======== Input records
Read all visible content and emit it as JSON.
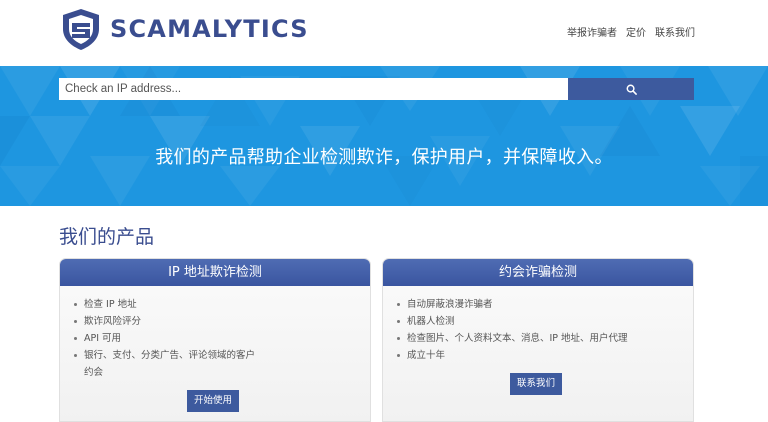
{
  "brand": {
    "name": "SCAMALYTICS"
  },
  "nav": {
    "items": [
      "举报诈骗者",
      "定价",
      "联系我们"
    ]
  },
  "search": {
    "placeholder": "Check an IP address...",
    "icon": "search-icon"
  },
  "hero": {
    "tagline": "我们的产品帮助企业检测欺诈，保护用户，并保障收入。"
  },
  "products": {
    "title": "我们的产品",
    "cards": [
      {
        "heading": "IP 地址欺诈检测",
        "items": [
          "检查 IP 地址",
          "欺诈风险评分",
          "API 可用",
          "银行、支付、分类广告、评论领域的客户",
          "约会"
        ],
        "button": "开始使用"
      },
      {
        "heading": "约会诈骗检测",
        "items": [
          "自动屏蔽浪漫诈骗者",
          "机器人检测",
          "检查图片、个人资料文本、消息、IP 地址、用户代理",
          "成立十年"
        ],
        "button": "联系我们"
      }
    ]
  },
  "colors": {
    "brand": "#3a4d8f",
    "hero": "#1e96e0",
    "button": "#3d5a9e"
  }
}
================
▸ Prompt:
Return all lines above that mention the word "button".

▸ Response to this task:
        "button": "开始使用"
        "button": "联系我们"
    "button": "#3d5a9e"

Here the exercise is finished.